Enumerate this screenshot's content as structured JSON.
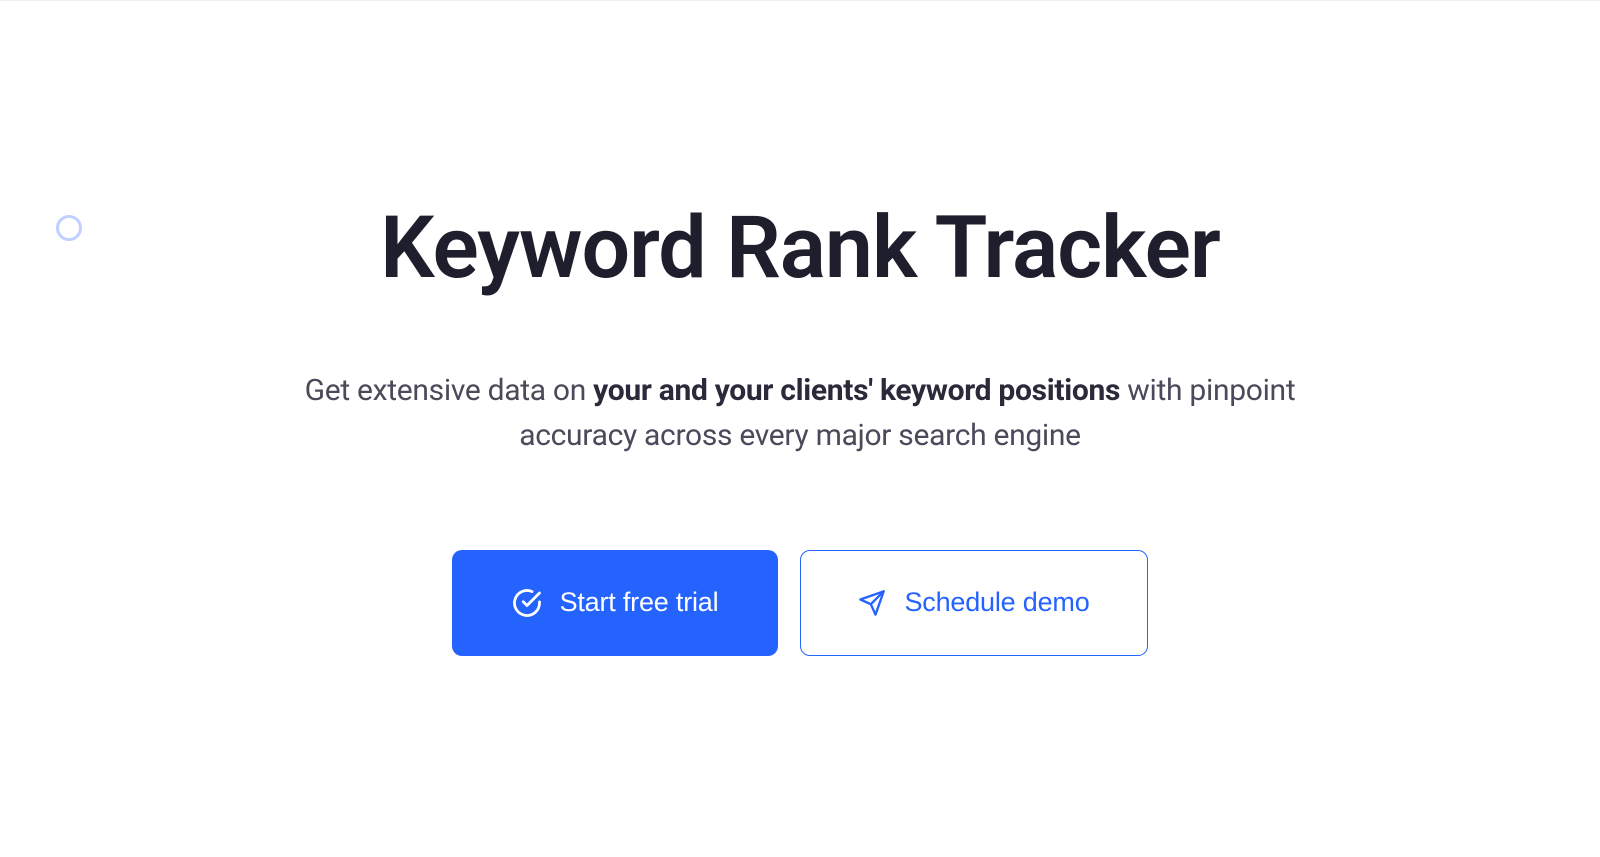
{
  "hero": {
    "title": "Keyword Rank Tracker",
    "subtitle_prefix": "Get extensive data on ",
    "subtitle_bold": "your and your clients' keyword positions",
    "subtitle_suffix": " with pinpoint accuracy across every major search engine"
  },
  "buttons": {
    "primary_label": "Start free trial",
    "secondary_label": "Schedule demo"
  }
}
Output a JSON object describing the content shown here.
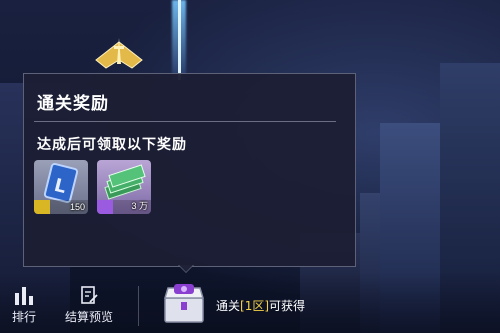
{
  "popup": {
    "title": "通关奖励",
    "subtitle": "达成后可领取以下奖励",
    "rewards": [
      {
        "icon": "blue-card-icon",
        "quantity": "150",
        "rarity_color": "#d9b624"
      },
      {
        "icon": "cash-stack-icon",
        "quantity": "3 万",
        "rarity_color": "#9b5be0"
      }
    ]
  },
  "bottom_bar": {
    "rank_label": "排行",
    "preview_label": "结算预览",
    "clear_prefix": "通关",
    "clear_zone": "[1区]",
    "clear_suffix": "可获得"
  }
}
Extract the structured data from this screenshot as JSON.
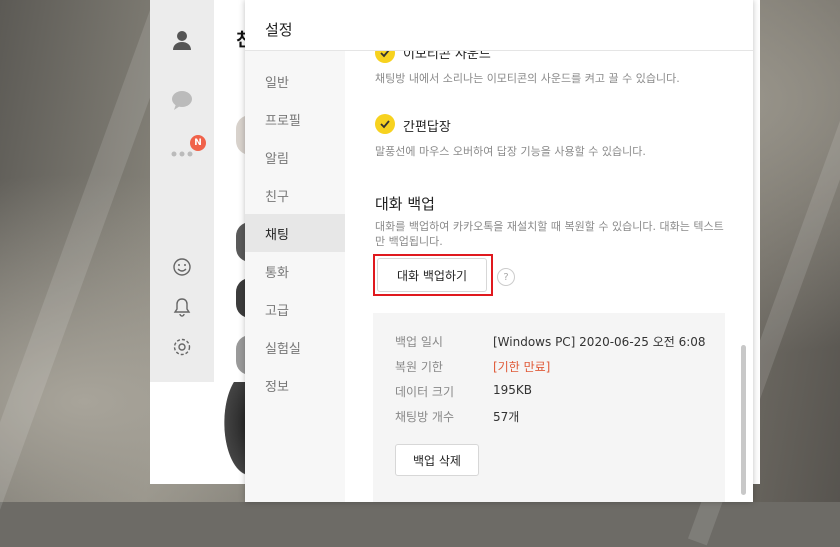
{
  "main_window": {
    "list_title": "친"
  },
  "badge": {
    "count": "N"
  },
  "settings": {
    "title": "설정",
    "nav": [
      {
        "label": "일반"
      },
      {
        "label": "프로필"
      },
      {
        "label": "알림"
      },
      {
        "label": "친구"
      },
      {
        "label": "채팅"
      },
      {
        "label": "통화"
      },
      {
        "label": "고급"
      },
      {
        "label": "실험실"
      },
      {
        "label": "정보"
      }
    ],
    "active_nav": "채팅",
    "options": [
      {
        "label": "이모티콘 사운드",
        "desc": "채팅방 내에서 소리나는 이모티콘의 사운드를 켜고 끌 수 있습니다.",
        "checked": true
      },
      {
        "label": "간편답장",
        "desc": "말풍선에 마우스 오버하여 답장 기능을 사용할 수 있습니다.",
        "checked": true
      }
    ],
    "backup": {
      "title": "대화 백업",
      "desc": "대화를 백업하여 카카오톡을 재설치할 때 복원할 수 있습니다. 대화는 텍스트만 백업됩니다.",
      "button": "대화 백업하기",
      "help": "?",
      "rows": [
        {
          "key": "백업 일시",
          "value": "[Windows PC] 2020-06-25 오전 6:08"
        },
        {
          "key": "복원 기한",
          "value": "[기한 만료]"
        },
        {
          "key": "데이터 크기",
          "value": "195KB"
        },
        {
          "key": "채팅방 개수",
          "value": "57개"
        }
      ],
      "delete_button": "백업 삭제"
    }
  },
  "colors": {
    "check": "#f7d21f",
    "highlight": "#e0191e",
    "expired": "#e05a38",
    "badge": "#f0624a"
  }
}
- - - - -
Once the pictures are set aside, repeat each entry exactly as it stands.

Enumerate this screenshot's content as structured JSON.
{
  "hero": {
    "title": "Keyword Rank Tracker",
    "subtitle_prefix": "Get extensive data on ",
    "subtitle_bold": "your and your clients' keyword positions",
    "subtitle_suffix": " with pinpoint accuracy across every major search engine"
  },
  "buttons": {
    "primary_label": "Start free trial",
    "secondary_label": "Schedule demo"
  }
}
Output a JSON object describing the content shown here.
{
  "popup": {
    "title": "通关奖励",
    "subtitle": "达成后可领取以下奖励",
    "rewards": [
      {
        "icon": "blue-card-icon",
        "quantity": "150",
        "rarity_color": "#d9b624"
      },
      {
        "icon": "cash-stack-icon",
        "quantity": "3 万",
        "rarity_color": "#9b5be0"
      }
    ]
  },
  "bottom_bar": {
    "rank_label": "排行",
    "preview_label": "结算预览",
    "clear_prefix": "通关",
    "clear_zone": "[1区]",
    "clear_suffix": "可获得"
  }
}
Extract the structured data from this screenshot as JSON.
{
  "main_window": {
    "list_title": "친"
  },
  "badge": {
    "count": "N"
  },
  "settings": {
    "title": "설정",
    "nav": [
      {
        "label": "일반"
      },
      {
        "label": "프로필"
      },
      {
        "label": "알림"
      },
      {
        "label": "친구"
      },
      {
        "label": "채팅"
      },
      {
        "label": "통화"
      },
      {
        "label": "고급"
      },
      {
        "label": "실험실"
      },
      {
        "label": "정보"
      }
    ],
    "active_nav": "채팅",
    "options": [
      {
        "label": "이모티콘 사운드",
        "desc": "채팅방 내에서 소리나는 이모티콘의 사운드를 켜고 끌 수 있습니다.",
        "checked": true
      },
      {
        "label": "간편답장",
        "desc": "말풍선에 마우스 오버하여 답장 기능을 사용할 수 있습니다.",
        "checked": true
      }
    ],
    "backup": {
      "title": "대화 백업",
      "desc": "대화를 백업하여 카카오톡을 재설치할 때 복원할 수 있습니다. 대화는 텍스트만 백업됩니다.",
      "button": "대화 백업하기",
      "help": "?",
      "rows": [
        {
          "key": "백업 일시",
          "value": "[Windows PC] 2020-06-25 오전 6:08"
        },
        {
          "key": "복원 기한",
          "value": "[기한 만료]"
        },
        {
          "key": "데이터 크기",
          "value": "195KB"
        },
        {
          "key": "채팅방 개수",
          "value": "57개"
        }
      ],
      "delete_button": "백업 삭제"
    }
  },
  "colors": {
    "check": "#f7d21f",
    "highlight": "#e0191e",
    "expired": "#e05a38",
    "badge": "#f0624a"
  }
}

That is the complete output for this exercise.